The group were the first cohort of trainees to be recruited to the placements at Trinity, enabling them to gain valuable experience in providing psychological support around grief and loss.
The trainees each have an average case load of three patients. On a weekly basis they spend two to three hours with patients, with additional time spent on documentation.
All the clients seen by the trainees are first assessed and screened by a senior member of the patient and family support team.
Letizia Perna-Forrest, head of patient and family support at the hospice, said: “Working with grief and loss on a daily basis can at times be a challenge, but the skills I believe our trainees gain through this work are innumerable. This experience enables counsellors to develop experience and self-awareness that a classroom discussion could never achieve.”
All trainees were in an advanced stage of training with a British Association for Counselling and Psychotherapy (BACP) or UK Council for Psychotherapy (UKCP) accredited programme and had previous experience of counselling.
Once recruited, the volunteers underwent a comprehensive organisational and department induction.
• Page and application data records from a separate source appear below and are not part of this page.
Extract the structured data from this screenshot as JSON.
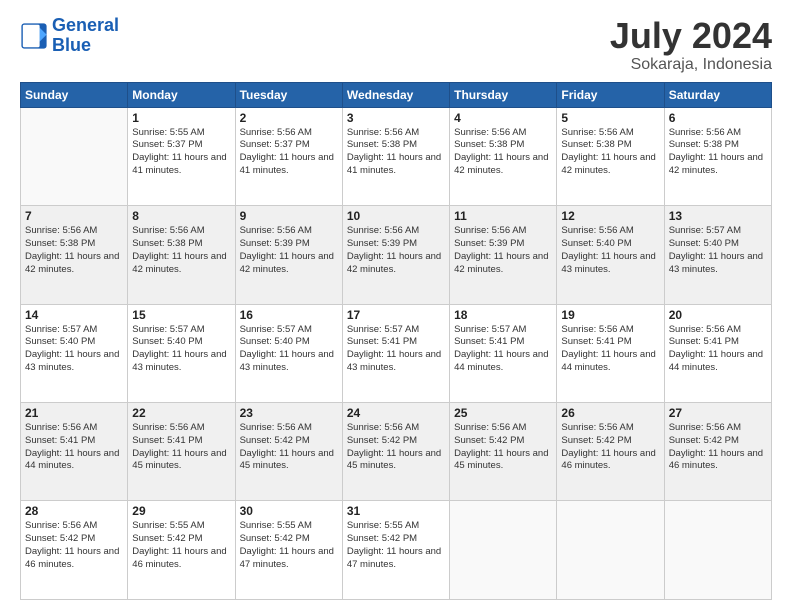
{
  "logo": {
    "line1": "General",
    "line2": "Blue"
  },
  "title": {
    "month_year": "July 2024",
    "location": "Sokaraja, Indonesia"
  },
  "weekdays": [
    "Sunday",
    "Monday",
    "Tuesday",
    "Wednesday",
    "Thursday",
    "Friday",
    "Saturday"
  ],
  "weeks": [
    [
      {
        "day": "",
        "sunrise": "",
        "sunset": "",
        "daylight": ""
      },
      {
        "day": "1",
        "sunrise": "5:55 AM",
        "sunset": "5:37 PM",
        "daylight": "11 hours and 41 minutes."
      },
      {
        "day": "2",
        "sunrise": "5:56 AM",
        "sunset": "5:37 PM",
        "daylight": "11 hours and 41 minutes."
      },
      {
        "day": "3",
        "sunrise": "5:56 AM",
        "sunset": "5:38 PM",
        "daylight": "11 hours and 41 minutes."
      },
      {
        "day": "4",
        "sunrise": "5:56 AM",
        "sunset": "5:38 PM",
        "daylight": "11 hours and 42 minutes."
      },
      {
        "day": "5",
        "sunrise": "5:56 AM",
        "sunset": "5:38 PM",
        "daylight": "11 hours and 42 minutes."
      },
      {
        "day": "6",
        "sunrise": "5:56 AM",
        "sunset": "5:38 PM",
        "daylight": "11 hours and 42 minutes."
      }
    ],
    [
      {
        "day": "7",
        "sunrise": "5:56 AM",
        "sunset": "5:38 PM",
        "daylight": "11 hours and 42 minutes."
      },
      {
        "day": "8",
        "sunrise": "5:56 AM",
        "sunset": "5:38 PM",
        "daylight": "11 hours and 42 minutes."
      },
      {
        "day": "9",
        "sunrise": "5:56 AM",
        "sunset": "5:39 PM",
        "daylight": "11 hours and 42 minutes."
      },
      {
        "day": "10",
        "sunrise": "5:56 AM",
        "sunset": "5:39 PM",
        "daylight": "11 hours and 42 minutes."
      },
      {
        "day": "11",
        "sunrise": "5:56 AM",
        "sunset": "5:39 PM",
        "daylight": "11 hours and 42 minutes."
      },
      {
        "day": "12",
        "sunrise": "5:56 AM",
        "sunset": "5:40 PM",
        "daylight": "11 hours and 43 minutes."
      },
      {
        "day": "13",
        "sunrise": "5:57 AM",
        "sunset": "5:40 PM",
        "daylight": "11 hours and 43 minutes."
      }
    ],
    [
      {
        "day": "14",
        "sunrise": "5:57 AM",
        "sunset": "5:40 PM",
        "daylight": "11 hours and 43 minutes."
      },
      {
        "day": "15",
        "sunrise": "5:57 AM",
        "sunset": "5:40 PM",
        "daylight": "11 hours and 43 minutes."
      },
      {
        "day": "16",
        "sunrise": "5:57 AM",
        "sunset": "5:40 PM",
        "daylight": "11 hours and 43 minutes."
      },
      {
        "day": "17",
        "sunrise": "5:57 AM",
        "sunset": "5:41 PM",
        "daylight": "11 hours and 43 minutes."
      },
      {
        "day": "18",
        "sunrise": "5:57 AM",
        "sunset": "5:41 PM",
        "daylight": "11 hours and 44 minutes."
      },
      {
        "day": "19",
        "sunrise": "5:56 AM",
        "sunset": "5:41 PM",
        "daylight": "11 hours and 44 minutes."
      },
      {
        "day": "20",
        "sunrise": "5:56 AM",
        "sunset": "5:41 PM",
        "daylight": "11 hours and 44 minutes."
      }
    ],
    [
      {
        "day": "21",
        "sunrise": "5:56 AM",
        "sunset": "5:41 PM",
        "daylight": "11 hours and 44 minutes."
      },
      {
        "day": "22",
        "sunrise": "5:56 AM",
        "sunset": "5:41 PM",
        "daylight": "11 hours and 45 minutes."
      },
      {
        "day": "23",
        "sunrise": "5:56 AM",
        "sunset": "5:42 PM",
        "daylight": "11 hours and 45 minutes."
      },
      {
        "day": "24",
        "sunrise": "5:56 AM",
        "sunset": "5:42 PM",
        "daylight": "11 hours and 45 minutes."
      },
      {
        "day": "25",
        "sunrise": "5:56 AM",
        "sunset": "5:42 PM",
        "daylight": "11 hours and 45 minutes."
      },
      {
        "day": "26",
        "sunrise": "5:56 AM",
        "sunset": "5:42 PM",
        "daylight": "11 hours and 46 minutes."
      },
      {
        "day": "27",
        "sunrise": "5:56 AM",
        "sunset": "5:42 PM",
        "daylight": "11 hours and 46 minutes."
      }
    ],
    [
      {
        "day": "28",
        "sunrise": "5:56 AM",
        "sunset": "5:42 PM",
        "daylight": "11 hours and 46 minutes."
      },
      {
        "day": "29",
        "sunrise": "5:55 AM",
        "sunset": "5:42 PM",
        "daylight": "11 hours and 46 minutes."
      },
      {
        "day": "30",
        "sunrise": "5:55 AM",
        "sunset": "5:42 PM",
        "daylight": "11 hours and 47 minutes."
      },
      {
        "day": "31",
        "sunrise": "5:55 AM",
        "sunset": "5:42 PM",
        "daylight": "11 hours and 47 minutes."
      },
      {
        "day": "",
        "sunrise": "",
        "sunset": "",
        "daylight": ""
      },
      {
        "day": "",
        "sunrise": "",
        "sunset": "",
        "daylight": ""
      },
      {
        "day": "",
        "sunrise": "",
        "sunset": "",
        "daylight": ""
      }
    ]
  ]
}
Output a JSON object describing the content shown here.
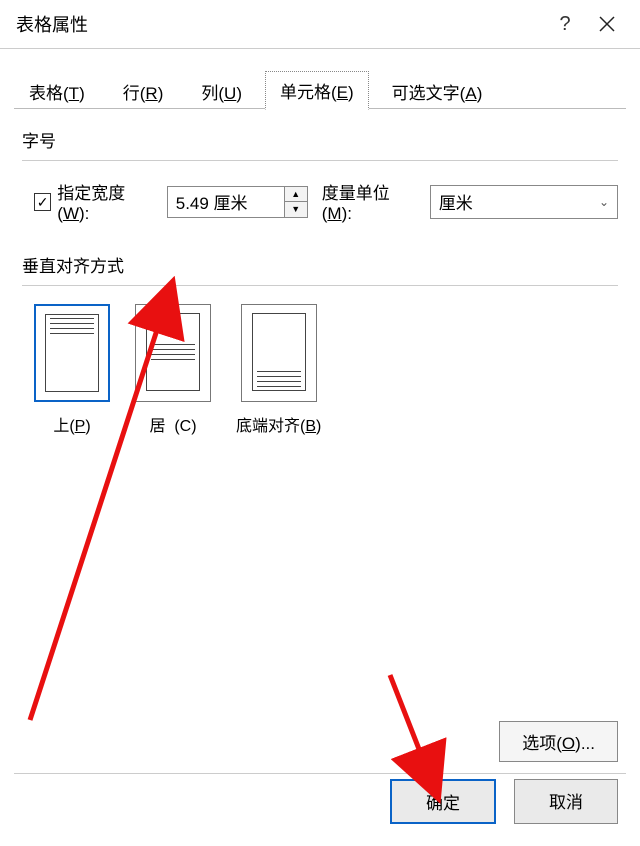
{
  "title": "表格属性",
  "tabs": {
    "table": "表格(T)",
    "row": "行(R)",
    "column": "列(U)",
    "cell": "单元格(E)",
    "alt": "可选文字(A)"
  },
  "section_size": "字号",
  "specify_width_label_pre": "指定宽度(",
  "specify_width_label_key": "W",
  "specify_width_label_post": "):",
  "width_value": "5.49 厘米",
  "measure_label_pre": "度量单位(",
  "measure_label_key": "M",
  "measure_label_post": "):",
  "unit_value": "厘米",
  "section_valign": "垂直对齐方式",
  "align": {
    "top": "上(P)",
    "center_pre": "居",
    "center_key": "(C)",
    "bottom": "底端对齐(B)"
  },
  "options_btn": "选项(O)...",
  "ok": "确定",
  "cancel": "取消"
}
Along with access to informal support from the hospice team, group clinical supervision was also arranged by the hospice to provide additional support and maximise their learning experience.
On a monthly basis, the group meet for three hours with their clinical supervisor, senior counsellor Mark Craven, for formal reflection and case discussions. The trainees report that these sessions have been a fantastic learning experience that has supported and improved their placement.
The trainees also have the opportunity to participate in the hospice’s monthly Schwartz Centre Rounds and quarterly training for patient and family support volunteers.
Over the year, the first cohort of trainee counsellors have supported twenty-two bereaved friends and relatives.
Three of the trainees are planning to stay on for a further year of placement, with a new trainee due to join to hospice soon, along with an art therapy trainee who will also complete a placement at the hospice over the 2016-2017 academic year.
Chris Millwater, a trainee psychotherapist who completed the placement at Trinity, said: “I feel I have learned a lot, not only about grief and bereavement related to hospice work, but in relation to dealing with loss in general. It has been a privilege to work with the clients and I have felt so supported by every person that I have come into contact with at Trinity.”